Hiddensee is one of the few coastal regions of Germany where nature and countryside are completely unspoilt. For this reason, the island is strictly protected and most of its area forms part of the recently created Western Pomeranian Boddenlandschaft National Park. Within this national park there are valuable nature reserves (Dornbusch, Bessin, Faehr Isle, Duenenheide and Gellen) which, for the most part, can be explored on foot. Only the areas at the south end of Bessin and Gellen as well as the Faehr Isle where the sea birds breed and which are looked after by the Ornithological Station in Kloster, are out of bounds. However, many interesting species of birds can be observed outside these protected areas, in particular during the breeding season in spring and before migration in the autumn. In the island's Local History Museum exhibits show the flora and fauna of the island, the sea and the inland bay, as well as presenting the geological evolution of the island.

As a visitor to the island you can also actively make a contribution to nature conservancy by observing the following rules:

  • Do not leave the paths when walking or cycling through the nature reserves
  • Do not enter protected areas for sea birds
  • Do not scare any wild animals and do not pick any wild flowers
  • Do not attempt to climb the cliffs or go into the dunes
  • Camping is not permitted
  • Do not leave any litter
  • Do not land your boat or surf board on the salt meadows or reedy shore.

By abiding by these guidelines, you will help preserve the unspoilt beauty of Hiddensee for coming generations.

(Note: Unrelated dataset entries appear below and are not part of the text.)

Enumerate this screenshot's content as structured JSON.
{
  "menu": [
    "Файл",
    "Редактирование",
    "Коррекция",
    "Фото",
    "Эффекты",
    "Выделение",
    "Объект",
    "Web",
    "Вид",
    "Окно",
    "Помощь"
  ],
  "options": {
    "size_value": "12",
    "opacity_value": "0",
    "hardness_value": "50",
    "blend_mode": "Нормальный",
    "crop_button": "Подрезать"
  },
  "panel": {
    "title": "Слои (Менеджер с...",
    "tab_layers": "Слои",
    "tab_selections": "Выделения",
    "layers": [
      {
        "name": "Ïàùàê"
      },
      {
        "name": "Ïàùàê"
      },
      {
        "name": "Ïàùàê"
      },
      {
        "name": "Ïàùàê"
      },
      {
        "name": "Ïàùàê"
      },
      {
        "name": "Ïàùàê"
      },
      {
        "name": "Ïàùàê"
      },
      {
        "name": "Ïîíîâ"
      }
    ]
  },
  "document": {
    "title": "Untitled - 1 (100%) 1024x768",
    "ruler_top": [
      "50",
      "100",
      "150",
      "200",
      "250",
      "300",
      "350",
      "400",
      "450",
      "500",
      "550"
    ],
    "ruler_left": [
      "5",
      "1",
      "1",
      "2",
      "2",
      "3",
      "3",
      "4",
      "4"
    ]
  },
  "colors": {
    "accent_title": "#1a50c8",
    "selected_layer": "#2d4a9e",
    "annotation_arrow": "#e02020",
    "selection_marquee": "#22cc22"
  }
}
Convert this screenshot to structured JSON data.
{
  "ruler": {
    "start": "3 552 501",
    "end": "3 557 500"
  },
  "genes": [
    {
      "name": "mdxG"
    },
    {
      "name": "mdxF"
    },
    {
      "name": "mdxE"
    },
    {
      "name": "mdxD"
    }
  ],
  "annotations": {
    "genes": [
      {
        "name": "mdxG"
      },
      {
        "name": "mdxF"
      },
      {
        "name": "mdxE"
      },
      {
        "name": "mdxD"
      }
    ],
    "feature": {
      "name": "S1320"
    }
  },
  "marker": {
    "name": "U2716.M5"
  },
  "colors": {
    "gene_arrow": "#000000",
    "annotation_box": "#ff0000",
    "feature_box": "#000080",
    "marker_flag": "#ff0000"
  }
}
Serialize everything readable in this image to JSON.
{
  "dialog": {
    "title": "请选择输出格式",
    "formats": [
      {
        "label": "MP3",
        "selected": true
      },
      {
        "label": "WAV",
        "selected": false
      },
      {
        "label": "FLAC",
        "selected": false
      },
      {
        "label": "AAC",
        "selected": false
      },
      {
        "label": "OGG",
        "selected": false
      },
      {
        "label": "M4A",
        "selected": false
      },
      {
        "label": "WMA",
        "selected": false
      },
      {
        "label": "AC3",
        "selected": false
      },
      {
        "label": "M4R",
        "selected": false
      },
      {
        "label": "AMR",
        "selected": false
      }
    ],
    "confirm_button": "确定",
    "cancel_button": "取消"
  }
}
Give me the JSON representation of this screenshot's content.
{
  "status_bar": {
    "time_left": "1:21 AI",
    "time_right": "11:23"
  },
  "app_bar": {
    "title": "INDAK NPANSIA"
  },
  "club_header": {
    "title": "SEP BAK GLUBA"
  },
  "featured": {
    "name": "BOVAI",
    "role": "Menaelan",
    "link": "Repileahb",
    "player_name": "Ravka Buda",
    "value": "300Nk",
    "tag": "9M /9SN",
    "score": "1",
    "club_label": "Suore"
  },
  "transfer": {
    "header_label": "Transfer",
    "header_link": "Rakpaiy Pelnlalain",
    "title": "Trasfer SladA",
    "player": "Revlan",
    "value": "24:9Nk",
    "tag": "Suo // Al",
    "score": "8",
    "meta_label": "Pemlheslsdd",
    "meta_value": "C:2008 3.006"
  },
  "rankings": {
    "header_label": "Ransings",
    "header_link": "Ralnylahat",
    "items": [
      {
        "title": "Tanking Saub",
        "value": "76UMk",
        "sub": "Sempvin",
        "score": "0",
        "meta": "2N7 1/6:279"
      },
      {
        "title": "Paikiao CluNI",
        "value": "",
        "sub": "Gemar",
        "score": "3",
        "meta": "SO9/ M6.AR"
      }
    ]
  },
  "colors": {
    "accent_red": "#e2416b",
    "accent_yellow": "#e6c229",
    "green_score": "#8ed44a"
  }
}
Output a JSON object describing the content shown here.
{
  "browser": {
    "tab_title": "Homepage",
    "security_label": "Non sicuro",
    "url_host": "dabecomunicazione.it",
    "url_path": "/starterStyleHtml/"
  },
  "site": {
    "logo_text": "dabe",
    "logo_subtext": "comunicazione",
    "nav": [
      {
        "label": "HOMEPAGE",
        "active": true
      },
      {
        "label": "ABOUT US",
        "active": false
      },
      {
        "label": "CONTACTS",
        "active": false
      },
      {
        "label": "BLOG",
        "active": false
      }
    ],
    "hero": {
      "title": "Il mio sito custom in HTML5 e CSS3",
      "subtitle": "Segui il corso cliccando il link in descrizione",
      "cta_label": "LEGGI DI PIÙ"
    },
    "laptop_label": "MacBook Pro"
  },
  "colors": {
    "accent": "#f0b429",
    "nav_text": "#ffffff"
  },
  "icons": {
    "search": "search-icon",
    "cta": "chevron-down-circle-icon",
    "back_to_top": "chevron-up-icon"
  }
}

At the end of the last century, many artists and scientists came to Hiddensee, captivated by its charm and untouched quality. First, painters and illustrators spent the summers here - to be followed by more and more summer guests. The list of famous visitors is long and includes Sigmund Freud, Asta Nielsen, Thomas Mann, Kaethe Kollwitz, Albert Einstein, Max Reinhardt ... The German dramatist, Gerhart Hauptmann, was especially fond of Hiddensee. He wrote many of his works here and lies buried on the island. His summer residence "Haus Seedorn" in Kloster, was turned into a memorial and is open to the public.

Today, Hiddensee's main source of income is tourism - but the island still manages to retain that particular aura which, long ago, attracted the very first visitors.